The German automaker company Volkswagen has plead guilty in the emission scandal and have agreed pay $5.7 billion in settlements, six high-level officials of the company in Germany have also been charged in the cheating scandal.
This settlement is the largest fine ever collected from an automaker by the government of United States.
According to the United States Justice Department prosecutors they have details of the elaborate scheme of Volkswagen to cover up the fraud after committing it. They also said that at least 40 employees allegedly destroyed evidence.
More than 600,000 Volkswagen, Audi and Porsche vehicles were fitted with software in their engines by Volkswagen in United States, during the government tests the company activated the pollution control while in real-world driving it was switched off.
It enabled the cars to be allowed on the roads despite emitting nitrogen oxide at a rate which was 40 times above the legal limit.
The difference between real-world driving and testing was exposed by university researchers making the US regulators inquire Volkswagen about the software. After denying the allegations initially Volkswagen finally admitted the fraud in September of 2015.
Volkswagen has plead guilty to conspiracy, importing vehicles through false statements and obstruction of justice.

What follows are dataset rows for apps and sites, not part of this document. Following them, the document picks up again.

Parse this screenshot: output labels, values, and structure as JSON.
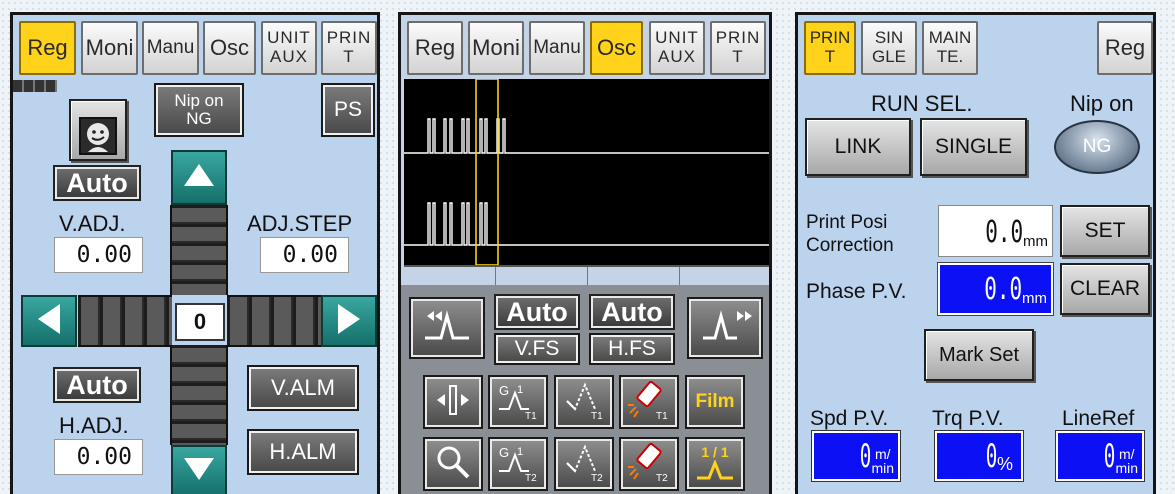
{
  "panel1": {
    "tabs": [
      "Reg",
      "Moni",
      "Manu",
      "Osc",
      "UNIT\nAUX",
      "PRIN\nT"
    ],
    "nip_button": "Nip on\nNG",
    "ps_button": "PS",
    "auto_top": "Auto",
    "v_adj_label": "V.ADJ.",
    "v_adj_value": "0.00",
    "adj_step_label": "ADJ.STEP",
    "adj_step_value": "0.00",
    "center_value": "0",
    "auto_bottom": "Auto",
    "h_adj_label": "H.ADJ.",
    "h_adj_value": "0.00",
    "v_alm_button": "V.ALM",
    "h_alm_button": "H.ALM"
  },
  "panel2": {
    "tabs": [
      "Reg",
      "Moni",
      "Manu",
      "Osc",
      "UNIT\nAUX",
      "PRIN\nT"
    ],
    "auto_v": "Auto",
    "vfs_label": "V.FS",
    "auto_h": "Auto",
    "hfs_label": "H.FS",
    "film_label": "Film",
    "t1": "T1",
    "t2": "T2",
    "ratio_label": "1 / 1"
  },
  "panel3": {
    "tabs": [
      "PRIN\nT",
      "SIN\nGLE",
      "MAIN\nTE."
    ],
    "reg_button": "Reg",
    "run_sel_label": "RUN SEL.",
    "nip_on_label": "Nip on",
    "ng_label": "NG",
    "link_button": "LINK",
    "single_button": "SINGLE",
    "print_posi_label": "Print Posi\nCorrection",
    "print_posi_value": "0.0",
    "print_posi_unit": "mm",
    "set_button": "SET",
    "phase_label": "Phase P.V.",
    "phase_value": "0.0",
    "phase_unit": "mm",
    "clear_button": "CLEAR",
    "mark_set_button": "Mark Set",
    "spd_label": "Spd P.V.",
    "spd_value": "0",
    "spd_unit": "m/\nmin",
    "trq_label": "Trq P.V.",
    "trq_value": "0",
    "trq_unit": "%",
    "lineref_label": "LineRef",
    "lineref_value": "0",
    "lineref_unit": "m/\nmin"
  },
  "colors": {
    "active_tab": "#ffd21c",
    "panel_bg": "#bcd3ee",
    "blue_value": "#0c10f5",
    "teal_arrow": "#1f8c86"
  }
}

The six officials were accused of lying to environmental regulators and obstruction of justice by destroying evidence. They were indicted by a grand jury in Detroit. All six of the officials are German citizens, only one of them

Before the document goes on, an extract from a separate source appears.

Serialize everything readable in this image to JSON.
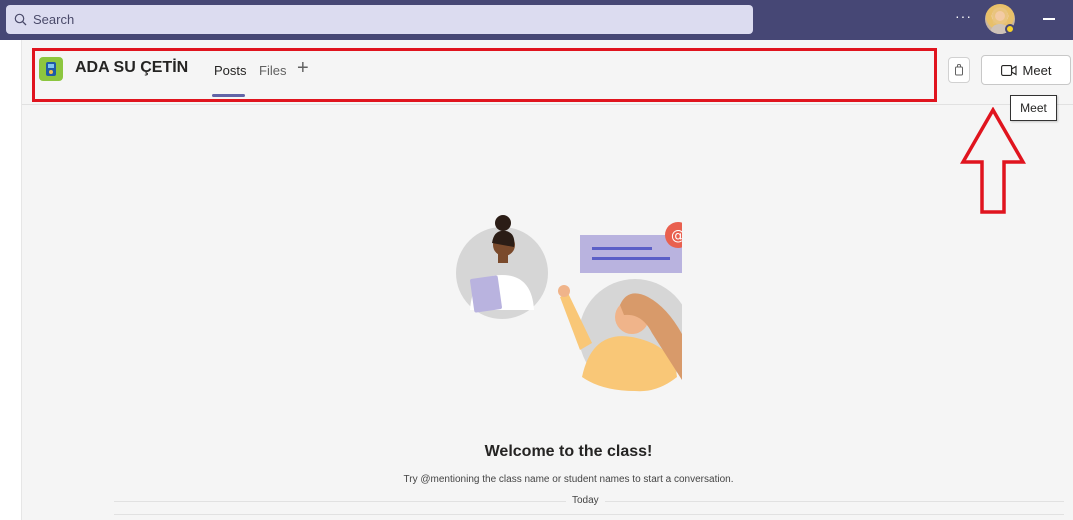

Oliver Schmidt, was in United States at the time and has been arrested while the remaining five officials are in Germany and are not in custody.
Two of the officials who are indicted were former head of quality management and product safety and the former chief of Volkswagen engine development, while Schmidt was in charge of Volkswagen’s compliance with the environmental regulators of United States.

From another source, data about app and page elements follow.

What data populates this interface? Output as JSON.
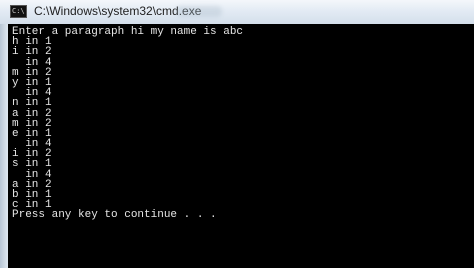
{
  "window": {
    "title": "C:\\Windows\\system32\\cmd.exe",
    "icon": "cmd-console-icon",
    "icon_glyph": "C:\\"
  },
  "console": {
    "lines": [
      "Enter a paragraph hi my name is abc",
      "h in 1",
      "i in 2",
      "  in 4",
      "m in 2",
      "y in 1",
      "  in 4",
      "n in 1",
      "a in 2",
      "m in 2",
      "e in 1",
      "  in 4",
      "i in 2",
      "s in 1",
      "  in 4",
      "a in 2",
      "b in 1",
      "c in 1",
      "Press any key to continue . . ."
    ]
  },
  "colors": {
    "console_background": "#000000",
    "console_text": "#e6e6e6",
    "titlebar": "#dfe8f1"
  }
}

Prior to this fine the largest ever fine levied against any company by United States was $1.2 billion, it was against Toyota for unintended accelerations in their cars.